Tech giants in the US were not as innocent, or at least not as ignorant, as they claim. This was the revelation dropped by NSA general counsel Rajesh De appearing before the Privacy and Civil Liberties Oversight Board this Wednesday.
When word of PRISM and other NSA data collecting activities came to light last year, in no small part thanks to Edward Snowden's whistleblowing, companies whose names were dragged into the fire naturally tried to wash their hands clean. Some even denied hearing about anything called PRISM.
De, however, says that the companies knew full well what the NSA was doing. They might have not have heard of the name PRISM because it was an internal name only. They were, however, aware of the NSA's programs and actually cooperated fully. After all, they really had not much choice since they were legally compelled to comply anyway.
The details on how the government is able to legally force a company to comply are still a bit unclear. All that is known, at least based on Snowden's leaks, is that the NSA has "unmediated access" to company data. The NSA collected data from two sources, directly from companies as well as those traveling across the Internet, the so-called "upstream" collection. The NSA is even able to gather data from data centers abroad using a legal excuse different from the FISA Section 702 normally cited to have given the NSA its extraordinary reach, much to the chagrin of the likes of Google and Yahoo, of course.
President Obama might have tried to mitigate the effects of the NSA fiasco, but the agency isn't backing down from claiming that it is standing on firm legal ground.

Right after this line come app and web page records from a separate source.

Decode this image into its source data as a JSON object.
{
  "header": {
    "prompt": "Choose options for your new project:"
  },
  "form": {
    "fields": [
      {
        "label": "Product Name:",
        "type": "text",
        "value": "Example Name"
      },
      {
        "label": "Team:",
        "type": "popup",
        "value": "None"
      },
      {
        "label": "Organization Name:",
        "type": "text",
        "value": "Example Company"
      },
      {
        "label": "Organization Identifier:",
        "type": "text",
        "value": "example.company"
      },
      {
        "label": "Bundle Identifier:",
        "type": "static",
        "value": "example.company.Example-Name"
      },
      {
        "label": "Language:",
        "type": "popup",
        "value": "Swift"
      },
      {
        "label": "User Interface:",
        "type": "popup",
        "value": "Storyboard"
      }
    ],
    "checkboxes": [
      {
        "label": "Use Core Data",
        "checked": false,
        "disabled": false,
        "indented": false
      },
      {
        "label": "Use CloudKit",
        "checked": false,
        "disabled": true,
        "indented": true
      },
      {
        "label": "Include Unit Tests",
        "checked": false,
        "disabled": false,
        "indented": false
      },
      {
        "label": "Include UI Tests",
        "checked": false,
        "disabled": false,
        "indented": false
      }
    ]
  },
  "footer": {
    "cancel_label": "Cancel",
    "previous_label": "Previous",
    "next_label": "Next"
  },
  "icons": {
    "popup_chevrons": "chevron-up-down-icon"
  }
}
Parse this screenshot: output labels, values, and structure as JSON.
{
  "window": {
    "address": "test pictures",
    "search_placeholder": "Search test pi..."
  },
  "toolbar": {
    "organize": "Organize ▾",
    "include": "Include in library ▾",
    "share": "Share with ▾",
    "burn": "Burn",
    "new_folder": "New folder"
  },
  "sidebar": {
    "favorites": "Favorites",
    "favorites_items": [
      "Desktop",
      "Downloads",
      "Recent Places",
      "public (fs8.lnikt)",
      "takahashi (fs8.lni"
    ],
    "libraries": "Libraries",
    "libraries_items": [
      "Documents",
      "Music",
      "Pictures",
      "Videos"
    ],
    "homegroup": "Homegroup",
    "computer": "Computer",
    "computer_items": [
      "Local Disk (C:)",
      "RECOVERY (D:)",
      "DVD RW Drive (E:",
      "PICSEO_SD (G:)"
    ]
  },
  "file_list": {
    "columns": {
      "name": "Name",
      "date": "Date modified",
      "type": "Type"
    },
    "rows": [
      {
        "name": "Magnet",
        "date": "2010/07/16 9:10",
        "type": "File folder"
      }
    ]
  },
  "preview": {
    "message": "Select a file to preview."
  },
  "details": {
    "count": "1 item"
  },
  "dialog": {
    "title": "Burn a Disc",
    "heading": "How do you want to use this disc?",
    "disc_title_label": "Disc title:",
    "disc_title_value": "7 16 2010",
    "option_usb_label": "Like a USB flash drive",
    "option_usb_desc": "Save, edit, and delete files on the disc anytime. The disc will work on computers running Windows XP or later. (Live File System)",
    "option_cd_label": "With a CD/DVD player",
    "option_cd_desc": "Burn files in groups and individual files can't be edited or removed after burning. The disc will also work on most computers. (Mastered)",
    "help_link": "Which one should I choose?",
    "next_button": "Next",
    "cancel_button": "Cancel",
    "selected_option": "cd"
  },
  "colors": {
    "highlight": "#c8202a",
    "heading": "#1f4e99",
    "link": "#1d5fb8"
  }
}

That said, De's latest statement might further antagonize tech companies against the NSA which ironically relies on them for their necessary data collection.
VIA: The Guardian